Colors make websites vibrant and, sometimes, inaccessible. Those who are colorblind (about 1 in 12 men and 1 in 200 women) and those with low vision often cannot use certain websites due to their color schemes. It doesn't have to be that way.
Colorful websites that are accessible adhere to two key rules:
- Provide ample contrast between the foreground and background
- Don't use color alone to convey information
Got questions? Contact web accessibility coordinator Zayira Jordan, firstname.lastname@example.org, 294-0982.
Here are some practical examples of how to put these rules into practice.
Check the color contrast
The contrast ratio (or relative luminance) measures the contrast between foreground text and its background. Accessibility standards require contrast ratios to be at least:
- 4.5:1 for normal text (14-16 pt)
- 3:1 for larger text (14 pt bold or 18 pt)
There are a number of online and downloadable tools to check contrast ratios. Most also provide a "pass" or "fail" grade, based on standards of the Web Content Accessibility Guidelines (WCAG). Iowa State's proposed accessibility policy calls for university websites to comply with WCAG's Level AA standard.
- WebAim Color Contrast Checker
- Luminosity Colour Contrast Ratio Analyser
- WAVE. This accessibility tool checks all the colors on an existing page. Submit a URL, then click the "contrast" button (upper left side of the results page).
- Paciello Colour Contrast Analyser. This free tool can be downloaded to PCs or Macs.
Touch up forms
Color often is used in online forms to denote mandatory fields. The "before" form specifies that all red fields must be completed. Coloring the mandatory fields red is a helpful visual for some, but useless for those who can't easily differentiate between red and black text.
The "after" example keeps the red color cues, but backs them up by adding a "required" notation to mandatory fields. The added text opens the form to those who are color challenged and to those who use screen readers to view websites.
To create accessible charts, use color combinations that are considered "colorblind safe." The Colorbrewer 2.0 site provides a number of color sets that are easy on the eyes of those who have limited color vision. To make bars and pie slices stand out even more, add different patterns to the charts.

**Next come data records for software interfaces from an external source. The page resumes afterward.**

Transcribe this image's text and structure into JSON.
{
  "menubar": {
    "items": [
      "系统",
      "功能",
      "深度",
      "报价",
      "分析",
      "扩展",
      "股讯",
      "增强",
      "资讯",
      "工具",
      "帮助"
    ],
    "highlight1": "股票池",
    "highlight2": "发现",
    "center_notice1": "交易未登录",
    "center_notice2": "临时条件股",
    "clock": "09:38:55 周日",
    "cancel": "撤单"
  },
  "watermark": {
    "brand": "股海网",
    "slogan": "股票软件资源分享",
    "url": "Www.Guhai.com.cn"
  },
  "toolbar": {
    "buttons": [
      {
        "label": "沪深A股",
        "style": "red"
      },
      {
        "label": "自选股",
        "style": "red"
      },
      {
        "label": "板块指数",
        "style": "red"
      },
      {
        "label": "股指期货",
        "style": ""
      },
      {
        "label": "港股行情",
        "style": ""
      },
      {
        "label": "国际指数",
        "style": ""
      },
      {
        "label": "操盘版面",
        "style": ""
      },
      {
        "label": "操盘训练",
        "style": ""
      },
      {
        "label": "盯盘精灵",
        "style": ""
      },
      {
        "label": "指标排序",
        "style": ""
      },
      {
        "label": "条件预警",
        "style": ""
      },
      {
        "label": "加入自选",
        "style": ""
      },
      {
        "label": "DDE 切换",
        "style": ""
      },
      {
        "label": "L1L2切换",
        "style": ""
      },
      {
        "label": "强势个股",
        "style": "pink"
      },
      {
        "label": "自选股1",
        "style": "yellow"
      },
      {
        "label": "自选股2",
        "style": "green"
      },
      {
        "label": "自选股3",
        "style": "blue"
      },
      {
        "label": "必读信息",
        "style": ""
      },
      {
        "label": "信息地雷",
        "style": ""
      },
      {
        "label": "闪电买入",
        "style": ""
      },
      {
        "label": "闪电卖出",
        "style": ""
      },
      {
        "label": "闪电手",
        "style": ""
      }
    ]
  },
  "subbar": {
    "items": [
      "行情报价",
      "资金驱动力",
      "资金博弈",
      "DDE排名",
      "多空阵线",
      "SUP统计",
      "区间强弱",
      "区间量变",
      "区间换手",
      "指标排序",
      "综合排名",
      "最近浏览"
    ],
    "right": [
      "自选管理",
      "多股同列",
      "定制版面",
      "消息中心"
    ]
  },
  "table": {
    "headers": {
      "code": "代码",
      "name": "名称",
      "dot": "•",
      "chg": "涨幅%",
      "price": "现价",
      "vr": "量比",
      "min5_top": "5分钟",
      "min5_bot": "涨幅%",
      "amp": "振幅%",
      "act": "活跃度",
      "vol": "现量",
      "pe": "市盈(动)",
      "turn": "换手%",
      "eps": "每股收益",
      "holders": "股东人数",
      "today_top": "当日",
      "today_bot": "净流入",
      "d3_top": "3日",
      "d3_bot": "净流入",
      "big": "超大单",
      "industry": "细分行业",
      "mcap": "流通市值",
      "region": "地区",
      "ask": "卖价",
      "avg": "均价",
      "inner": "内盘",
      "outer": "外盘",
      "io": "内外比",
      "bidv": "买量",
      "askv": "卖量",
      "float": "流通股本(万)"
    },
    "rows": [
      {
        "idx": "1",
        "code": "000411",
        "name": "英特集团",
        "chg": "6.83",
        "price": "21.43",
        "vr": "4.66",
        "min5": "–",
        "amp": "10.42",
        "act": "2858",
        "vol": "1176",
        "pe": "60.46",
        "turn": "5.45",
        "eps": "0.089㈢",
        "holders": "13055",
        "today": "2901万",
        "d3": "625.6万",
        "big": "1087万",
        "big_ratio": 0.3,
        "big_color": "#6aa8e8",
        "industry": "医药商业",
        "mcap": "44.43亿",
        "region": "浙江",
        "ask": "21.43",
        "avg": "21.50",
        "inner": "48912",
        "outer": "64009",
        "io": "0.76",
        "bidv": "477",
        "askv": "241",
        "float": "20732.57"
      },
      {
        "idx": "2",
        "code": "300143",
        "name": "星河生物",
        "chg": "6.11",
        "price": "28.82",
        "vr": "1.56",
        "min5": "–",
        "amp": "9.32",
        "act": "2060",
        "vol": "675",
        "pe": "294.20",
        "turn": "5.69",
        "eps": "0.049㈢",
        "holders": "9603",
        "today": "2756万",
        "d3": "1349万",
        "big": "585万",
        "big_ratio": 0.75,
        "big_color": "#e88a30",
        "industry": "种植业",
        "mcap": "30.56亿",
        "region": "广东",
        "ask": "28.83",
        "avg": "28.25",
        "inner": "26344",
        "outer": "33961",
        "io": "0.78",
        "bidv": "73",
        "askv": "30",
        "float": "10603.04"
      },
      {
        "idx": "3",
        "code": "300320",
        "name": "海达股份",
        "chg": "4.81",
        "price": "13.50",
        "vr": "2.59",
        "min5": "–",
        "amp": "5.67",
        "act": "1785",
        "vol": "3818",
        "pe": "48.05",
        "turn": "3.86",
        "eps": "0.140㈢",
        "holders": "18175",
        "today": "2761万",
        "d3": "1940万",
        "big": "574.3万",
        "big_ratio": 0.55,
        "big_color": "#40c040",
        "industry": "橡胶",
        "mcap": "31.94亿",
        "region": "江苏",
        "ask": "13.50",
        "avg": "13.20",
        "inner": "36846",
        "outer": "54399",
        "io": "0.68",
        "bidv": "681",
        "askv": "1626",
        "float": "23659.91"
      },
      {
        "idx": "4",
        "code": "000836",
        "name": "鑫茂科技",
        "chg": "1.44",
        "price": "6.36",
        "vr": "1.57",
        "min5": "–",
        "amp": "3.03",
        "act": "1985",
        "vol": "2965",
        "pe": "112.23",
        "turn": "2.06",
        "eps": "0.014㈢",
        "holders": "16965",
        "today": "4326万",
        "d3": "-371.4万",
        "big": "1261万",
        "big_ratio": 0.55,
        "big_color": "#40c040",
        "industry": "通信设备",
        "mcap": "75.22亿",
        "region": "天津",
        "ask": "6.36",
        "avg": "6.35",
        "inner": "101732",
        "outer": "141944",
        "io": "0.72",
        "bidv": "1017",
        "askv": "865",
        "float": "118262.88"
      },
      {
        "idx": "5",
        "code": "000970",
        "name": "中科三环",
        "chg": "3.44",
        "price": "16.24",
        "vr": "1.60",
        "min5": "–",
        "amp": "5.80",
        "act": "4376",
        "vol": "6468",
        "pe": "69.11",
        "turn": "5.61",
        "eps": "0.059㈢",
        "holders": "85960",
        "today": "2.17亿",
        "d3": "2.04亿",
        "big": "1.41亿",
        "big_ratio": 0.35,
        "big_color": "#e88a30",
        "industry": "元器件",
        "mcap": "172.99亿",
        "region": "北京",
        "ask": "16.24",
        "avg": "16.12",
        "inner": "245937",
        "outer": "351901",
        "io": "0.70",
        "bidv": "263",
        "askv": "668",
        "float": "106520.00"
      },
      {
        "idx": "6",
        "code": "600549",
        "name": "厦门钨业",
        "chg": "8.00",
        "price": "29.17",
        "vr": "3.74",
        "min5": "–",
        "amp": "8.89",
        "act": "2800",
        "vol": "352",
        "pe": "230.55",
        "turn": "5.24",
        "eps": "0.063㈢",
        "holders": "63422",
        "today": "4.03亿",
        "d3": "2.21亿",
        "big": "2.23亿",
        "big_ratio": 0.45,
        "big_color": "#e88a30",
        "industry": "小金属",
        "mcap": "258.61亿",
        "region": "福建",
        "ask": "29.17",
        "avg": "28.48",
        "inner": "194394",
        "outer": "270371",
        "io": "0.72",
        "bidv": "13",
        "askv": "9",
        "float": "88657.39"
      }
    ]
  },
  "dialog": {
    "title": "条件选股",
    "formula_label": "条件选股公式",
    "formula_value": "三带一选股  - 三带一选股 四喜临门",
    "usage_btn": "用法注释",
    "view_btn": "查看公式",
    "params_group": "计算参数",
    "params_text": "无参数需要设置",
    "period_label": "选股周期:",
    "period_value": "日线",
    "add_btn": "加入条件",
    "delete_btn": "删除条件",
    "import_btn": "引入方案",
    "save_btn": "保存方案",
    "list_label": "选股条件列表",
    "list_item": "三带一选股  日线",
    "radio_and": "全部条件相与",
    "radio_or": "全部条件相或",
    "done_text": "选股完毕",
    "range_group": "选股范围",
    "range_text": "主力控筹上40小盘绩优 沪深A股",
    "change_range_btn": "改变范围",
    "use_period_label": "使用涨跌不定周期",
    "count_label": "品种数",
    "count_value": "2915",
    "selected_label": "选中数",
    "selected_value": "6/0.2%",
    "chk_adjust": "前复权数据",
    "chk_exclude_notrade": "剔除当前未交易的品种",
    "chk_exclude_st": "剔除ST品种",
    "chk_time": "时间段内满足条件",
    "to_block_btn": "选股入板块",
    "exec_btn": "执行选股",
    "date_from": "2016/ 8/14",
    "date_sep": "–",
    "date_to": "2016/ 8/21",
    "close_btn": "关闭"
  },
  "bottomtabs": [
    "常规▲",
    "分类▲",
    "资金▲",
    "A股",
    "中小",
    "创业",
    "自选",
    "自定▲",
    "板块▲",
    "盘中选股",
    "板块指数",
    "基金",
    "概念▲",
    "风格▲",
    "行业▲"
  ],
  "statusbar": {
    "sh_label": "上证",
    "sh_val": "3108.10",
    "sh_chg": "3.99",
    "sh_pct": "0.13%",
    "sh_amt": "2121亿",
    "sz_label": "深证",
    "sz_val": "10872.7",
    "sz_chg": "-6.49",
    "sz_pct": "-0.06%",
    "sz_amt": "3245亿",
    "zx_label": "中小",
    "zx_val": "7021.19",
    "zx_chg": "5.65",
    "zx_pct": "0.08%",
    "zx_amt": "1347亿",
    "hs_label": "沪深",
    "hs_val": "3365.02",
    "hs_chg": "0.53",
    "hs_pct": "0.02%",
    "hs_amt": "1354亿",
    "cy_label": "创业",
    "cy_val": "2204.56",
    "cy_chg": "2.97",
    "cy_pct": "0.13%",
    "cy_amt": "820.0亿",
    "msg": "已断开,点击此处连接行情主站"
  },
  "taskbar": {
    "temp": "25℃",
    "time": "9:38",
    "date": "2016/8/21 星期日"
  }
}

It's also helpful to add text to help users interpret charts. For example, the text below the bars on the "Favorite Fruits" chart takes the hassle out of trying to figure out the percentages yourself.
Charts, like almost all visuals on a web page, also should be accompanied by descriptions of what the data means. These descriptions are essential for those using screen readers. For complex charts, the descriptive text may be posted on its own page with a link from the chart.
- Accessible PowerPoints are on students' wishlist, March 30, 2017
- Captioning, with an assist from YouTube, Jan. 5, 2017
- Well formed forms, Oct. 20, 2016
- Links that do the job, Sept. 1, 2016
- Color your website accessible, July 21, 2016
- How to create accessible Word docs, June 23, 2016
- The art of alt text, June 9, 2016